Game 20, 2016-17
Yet again it's a gorgeously warm weekend, despite the first yellow notes of autumn. My game's south of the city, across the river and then five miles through the forest. The whole world's out doing normal Sunday afternoon things. Couples cross the foot bridge holding hands, on their way to an art gallery or a museum. Others lie by the water, reading books, unpacking picnics, drinking a beer. In the woods, people are dog-walking, bird-watching, horse-riding.
|Where John Keats might suggest spending|
Sunday afternoons (with a fat joint).
The strong smell of weed hits me before I see two young men finishing off a joint and flipping the tab end away. That's something else I wouldn't mind doing on a day like this. But hang on a minute, I'm already at the ground, and these young men are walking in there too, just ahead of me. One of them stretches out his arms and runs on to the field like an aeroplane. His friend laughs and then they make their way towards the away team's changing room. Well, maybe today's game will be all relaxed and mellow fruitfulness.
Yeah, right. It only takes 13 minutes before the first histrionics. Three away forwards are behind the home team's defence. One of them receives the ball, and he's the only one of the three to run
through the back line as the ball was played. That is, he's the only one who's not offside, and he scores. The home team screams that three men were offside, how could I not see them? The club linesman is unhelpfully standing with his flag raised, shouting, "Referee, that was offside!" 0-1.
A few minutes later, a different away forward receives the ball, level with the second to last man. He also scores. The club linesman again stands with his flag raised shouting the same thing, "Referee, offside!" Again I ignore him. 0-2, though this time at least the defenders don't complain. But then the home team's winger is played free out on the left, a yard offside and I call it. His fellow forward runs up to me and screams in my face - how come I'm only calling offside against them? Dude, because life's a bitch, and here's a yellow card to prove it.
By half-time they've pulled it back to 2-2. The little linesman comes over to me, all upset. What's the point of him being there if I'm going to ignore him? I explain why neither goal was offside, and then that his role is only to flag when the ball goes out of play. It would hardly be credible if I kept ruling out goals for the away team based on the decisions of the home team's voluntary linesman, would it? He nods curtly and walks away, looking like he's about to burst into tears. He must be almost 70 years old.
As usual it gets rougher and louder in the second half. Stacks of fouls, copious whining, and then just as it seems we've made it through, there's a flare-up between two players over a stupid throw-in near the corner flag in the 88th. minute. Now, finally, it's Kindergarten Time - within seconds everybody's there, pushing, cursing, sweating, threatening, letting it all out. There's at least one insult about somebody's mother. I'm about to blow early for full-time, but then I think, "Fuck it, we've made it this far, let's see it out." I show the two instigators yellow, and everyone settles down. There's still time for one more yellow card (the eighth of the afternoon) for a nasty foul in midfield, but to my amazement it doesn't set everyone off again. Maybe the weed's finally kicked in.

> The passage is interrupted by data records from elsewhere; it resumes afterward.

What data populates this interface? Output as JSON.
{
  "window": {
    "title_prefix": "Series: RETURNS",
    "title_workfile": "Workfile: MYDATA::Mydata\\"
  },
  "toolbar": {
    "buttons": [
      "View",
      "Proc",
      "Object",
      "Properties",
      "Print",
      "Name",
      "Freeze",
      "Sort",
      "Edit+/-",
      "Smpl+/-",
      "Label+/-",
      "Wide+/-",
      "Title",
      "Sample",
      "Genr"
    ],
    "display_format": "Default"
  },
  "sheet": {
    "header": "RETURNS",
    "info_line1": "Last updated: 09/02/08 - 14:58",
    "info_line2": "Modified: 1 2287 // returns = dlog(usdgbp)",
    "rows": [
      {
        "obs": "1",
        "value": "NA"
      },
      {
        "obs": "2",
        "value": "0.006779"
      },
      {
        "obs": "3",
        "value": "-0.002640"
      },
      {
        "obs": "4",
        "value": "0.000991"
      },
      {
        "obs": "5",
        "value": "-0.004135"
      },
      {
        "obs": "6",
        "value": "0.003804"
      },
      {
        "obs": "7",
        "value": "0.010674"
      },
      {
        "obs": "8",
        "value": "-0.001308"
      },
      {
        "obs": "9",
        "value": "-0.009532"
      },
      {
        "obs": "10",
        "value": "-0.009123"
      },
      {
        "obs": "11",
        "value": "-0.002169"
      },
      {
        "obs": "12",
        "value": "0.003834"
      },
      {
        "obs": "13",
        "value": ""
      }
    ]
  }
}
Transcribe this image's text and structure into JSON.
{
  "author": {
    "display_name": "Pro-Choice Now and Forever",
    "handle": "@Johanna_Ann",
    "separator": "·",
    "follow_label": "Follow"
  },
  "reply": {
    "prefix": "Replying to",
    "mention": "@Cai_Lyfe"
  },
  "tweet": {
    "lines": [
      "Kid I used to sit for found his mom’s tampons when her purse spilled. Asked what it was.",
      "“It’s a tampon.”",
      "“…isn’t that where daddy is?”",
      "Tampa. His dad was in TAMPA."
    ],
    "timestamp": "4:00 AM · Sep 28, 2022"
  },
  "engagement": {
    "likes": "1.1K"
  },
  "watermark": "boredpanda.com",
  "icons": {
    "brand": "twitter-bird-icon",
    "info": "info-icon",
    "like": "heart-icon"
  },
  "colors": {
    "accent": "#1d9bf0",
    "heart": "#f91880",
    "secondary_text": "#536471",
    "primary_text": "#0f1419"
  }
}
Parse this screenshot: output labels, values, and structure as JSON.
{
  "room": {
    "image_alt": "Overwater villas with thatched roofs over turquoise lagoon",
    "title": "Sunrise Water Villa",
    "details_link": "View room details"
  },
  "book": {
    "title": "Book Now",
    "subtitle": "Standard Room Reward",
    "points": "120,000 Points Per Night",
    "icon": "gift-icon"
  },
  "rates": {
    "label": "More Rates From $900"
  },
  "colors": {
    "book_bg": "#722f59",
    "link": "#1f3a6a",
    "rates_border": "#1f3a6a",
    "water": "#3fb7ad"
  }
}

For once, no one seems to blame me for the result. On my way out, players from both teams nod and say goodbye, which is about as close as you get to gratitude. I cycle back through the forest, acorns popping beneath my tires, and feeling content enough. "What an insane way to spend a beautiful Sunday afternoon," I say to my family when I get home. They just look at each other and sigh.